Euploidy rates in donor egg cycles significantly differ between fertility centers
Do external factors affect euploidy in egg donor cycles?
The study demonstrates that during human assisted reproduction, embryonic chromosome abnormalities may be partly iatrogenic.
WHAT IS KNOWN ALREADY
Chromosome abnormalities have been linked in the past to culture conditions such as temperature and Ph variations, as well as hormonal stimulation. Those reports were performed with older screening techniques (FISH), or ART methods no longer in use, and the subjects studied were not a homogeneous group.
STUDY DESIGN, SIZE, DURATION
A total of 1645 donor oocyte cycles and 13 282 blastocyst biopsies from 42 fertility clinics were included in this retrospective cohort study. Samples from donor cycles with PGS attempted between September 2011 and July 2015 were included.
PARTICIPANTS/MATERIALS, SETTING, METHODS
PGS cycles from multiple fertility clinics referred to Reprogenetics (Livingston, NJ) that involved only oocyte donation were included in this study. Testing was performed by array comparative genomic hybridization (aCGH). Ploidy data were analyzed using Generalized Linear Mixed Models with logistic regression using a logit link function considering a number of variables that represent fixed and random effects.
MAIN RESULTS AND THE ROLE OF CHANCE
Euploidy rate was associated with the referring center and independent of almost all the parameters examined except donor age and testing technology. Average euploidy rate per center ranged from 39.5 to 82.5%. The mean expected rate of euploidy was 68.4%, but there are variations in this rate associated with the center effect.
LIMITATIONS, REASONS FOR CAUTION
Data set does not include details of the donor selection process, donor race or ethnic origin, ovarian reserve or ovarian responsiveness. Due to the retrospective nature of the study, associations are apparent, however, causality cannot be established.
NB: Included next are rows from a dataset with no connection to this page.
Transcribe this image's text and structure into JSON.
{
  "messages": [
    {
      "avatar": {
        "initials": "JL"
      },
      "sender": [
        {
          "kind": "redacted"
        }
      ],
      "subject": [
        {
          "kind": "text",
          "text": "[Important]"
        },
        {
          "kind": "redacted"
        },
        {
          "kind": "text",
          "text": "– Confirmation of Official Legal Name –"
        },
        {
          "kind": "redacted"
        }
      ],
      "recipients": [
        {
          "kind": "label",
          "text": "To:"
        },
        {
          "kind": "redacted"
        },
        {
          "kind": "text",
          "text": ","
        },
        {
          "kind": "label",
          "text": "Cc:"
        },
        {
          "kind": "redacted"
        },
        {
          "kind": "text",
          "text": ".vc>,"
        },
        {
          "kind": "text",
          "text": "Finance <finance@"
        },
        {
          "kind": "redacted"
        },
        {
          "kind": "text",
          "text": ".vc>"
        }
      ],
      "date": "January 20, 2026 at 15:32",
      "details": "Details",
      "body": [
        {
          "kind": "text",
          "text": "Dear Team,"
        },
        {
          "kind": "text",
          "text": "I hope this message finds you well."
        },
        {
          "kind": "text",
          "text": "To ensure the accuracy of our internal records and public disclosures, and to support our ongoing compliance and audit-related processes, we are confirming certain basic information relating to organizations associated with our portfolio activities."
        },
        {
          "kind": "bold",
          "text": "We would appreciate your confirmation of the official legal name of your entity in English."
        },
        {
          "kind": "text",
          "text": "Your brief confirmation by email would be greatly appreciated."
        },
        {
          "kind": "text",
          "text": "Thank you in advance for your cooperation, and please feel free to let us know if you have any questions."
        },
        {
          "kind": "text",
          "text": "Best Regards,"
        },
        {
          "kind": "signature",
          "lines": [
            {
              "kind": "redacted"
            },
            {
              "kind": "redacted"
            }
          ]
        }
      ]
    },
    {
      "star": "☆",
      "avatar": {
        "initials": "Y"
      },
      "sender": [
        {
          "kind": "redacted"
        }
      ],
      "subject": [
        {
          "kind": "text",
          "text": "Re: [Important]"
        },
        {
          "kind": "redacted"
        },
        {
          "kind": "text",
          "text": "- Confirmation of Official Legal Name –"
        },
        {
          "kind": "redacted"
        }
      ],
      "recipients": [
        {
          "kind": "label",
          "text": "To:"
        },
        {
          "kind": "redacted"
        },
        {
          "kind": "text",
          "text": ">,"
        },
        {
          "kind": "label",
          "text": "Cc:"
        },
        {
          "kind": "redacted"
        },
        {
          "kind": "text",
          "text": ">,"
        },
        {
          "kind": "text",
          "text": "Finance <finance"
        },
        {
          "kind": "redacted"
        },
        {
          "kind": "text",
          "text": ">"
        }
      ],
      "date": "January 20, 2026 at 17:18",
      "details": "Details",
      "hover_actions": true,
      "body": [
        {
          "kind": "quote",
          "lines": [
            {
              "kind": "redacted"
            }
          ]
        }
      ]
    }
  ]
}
Discrepancies in regard to completeness and homogeneity of data exist due to data collection from over 40 different clinics.
WIDER IMPLICATIONS OF THE FINDINGS
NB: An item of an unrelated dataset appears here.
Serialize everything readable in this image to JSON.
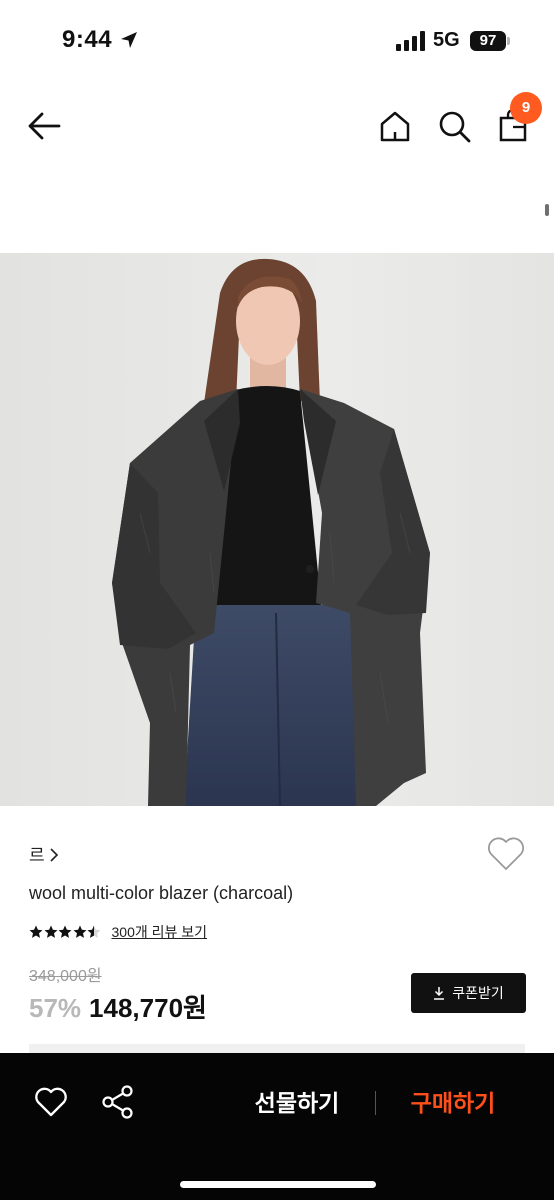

This is the first study to show a strong association between center-specific ART treatment practices and the incidence of chromosome abnormality in human embryos, although the meiotic or mitotic origin of these abnormalities could not be determined using these technologies. Given the widespread applications of ART in both subfertile and fertile populations, our findings should be of interest to the medical community in general as well as the ART community in particular.
STUDY FUNDING/COMPETING INTEREST(S)
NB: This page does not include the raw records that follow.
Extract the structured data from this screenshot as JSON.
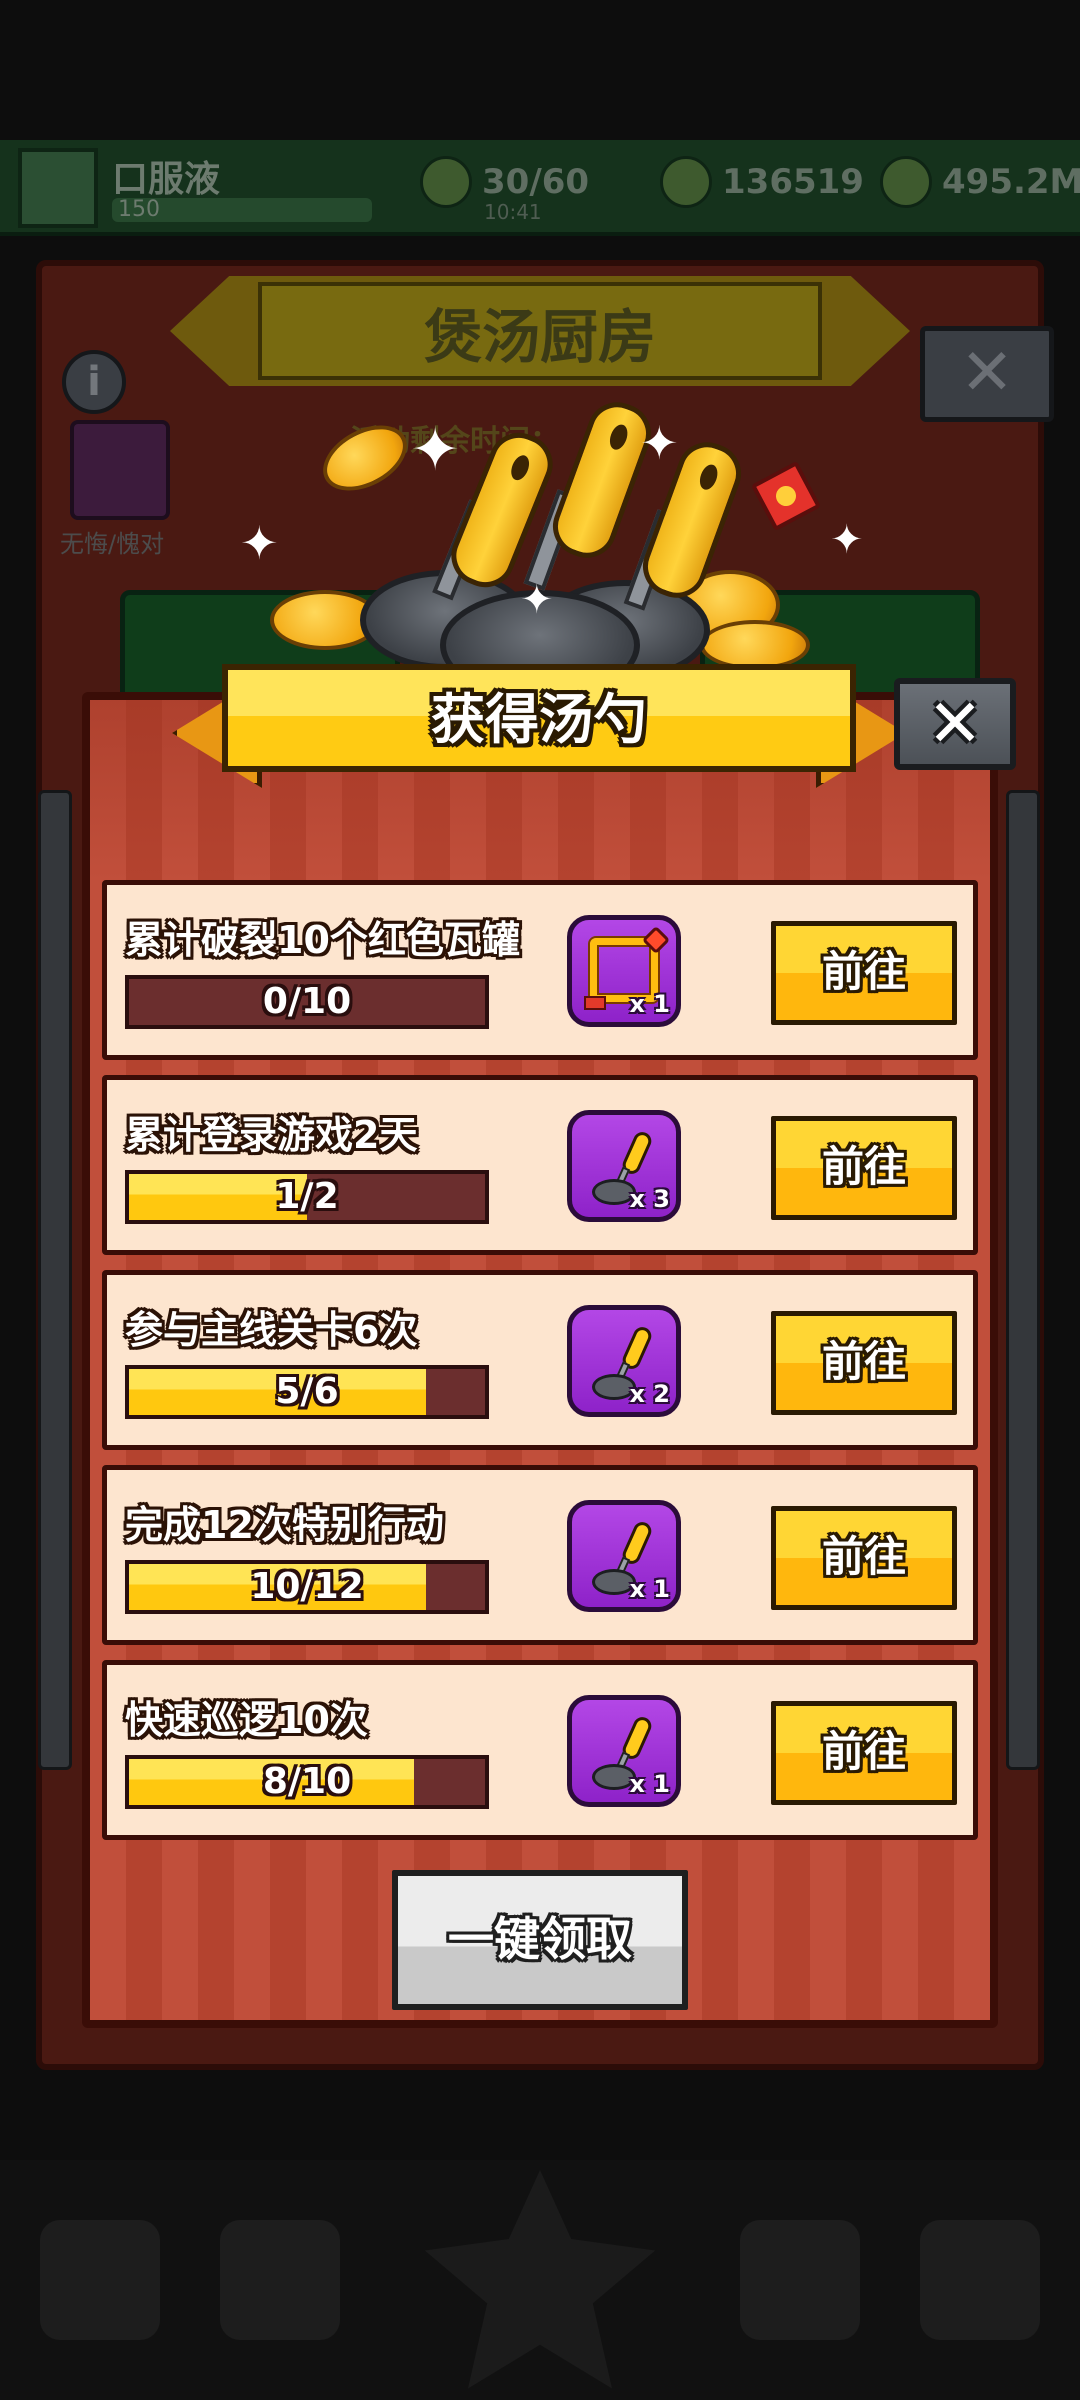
{
  "background": {
    "player_name": "口服液",
    "player_level": "150",
    "energy": "30/60",
    "energy_timer": "10:41",
    "gems": "136519",
    "coins": "495.2M",
    "event_title": "煲汤厨房",
    "event_timer_label": "活动剩余时间：",
    "side_label": "无悔/愧对"
  },
  "modal": {
    "title": "获得汤勺",
    "close_icon": "close-icon",
    "claim_all_label": "一键领取",
    "colors": {
      "panel": "#c14f3b",
      "row": "#fde5cf",
      "progress_fill": "#ffc80f",
      "progress_track": "#6b2e2e",
      "reward_slot": "#9b2fd4",
      "go_button": "#ffc41a",
      "claim_button": "#d9d9d9"
    },
    "tasks": [
      {
        "title": "累计破裂10个红色瓦罐",
        "progress_text": "0/10",
        "progress": 0.0,
        "reward_icon": "frame-icon",
        "reward_qty": "x 1",
        "button_label": "前往"
      },
      {
        "title": "累计登录游戏2天",
        "progress_text": "1/2",
        "progress": 0.5,
        "reward_icon": "ladle-icon",
        "reward_qty": "x 3",
        "button_label": "前往"
      },
      {
        "title": "参与主线关卡6次",
        "progress_text": "5/6",
        "progress": 0.833,
        "reward_icon": "ladle-icon",
        "reward_qty": "x 2",
        "button_label": "前往"
      },
      {
        "title": "完成12次特别行动",
        "progress_text": "10/12",
        "progress": 0.833,
        "reward_icon": "ladle-icon",
        "reward_qty": "x 1",
        "button_label": "前往"
      },
      {
        "title": "快速巡逻10次",
        "progress_text": "8/10",
        "progress": 0.8,
        "reward_icon": "ladle-icon",
        "reward_qty": "x 1",
        "button_label": "前往"
      }
    ]
  }
}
No external funds were used for this study. S. Munne is a founding principle of Reprogenetics/current employee of Cooper Genomics. M Alikani’s spouse is a founding principle of Reprogenetics/current consultant for Cooper Genomics. The remaining authors have no conflicts to declare.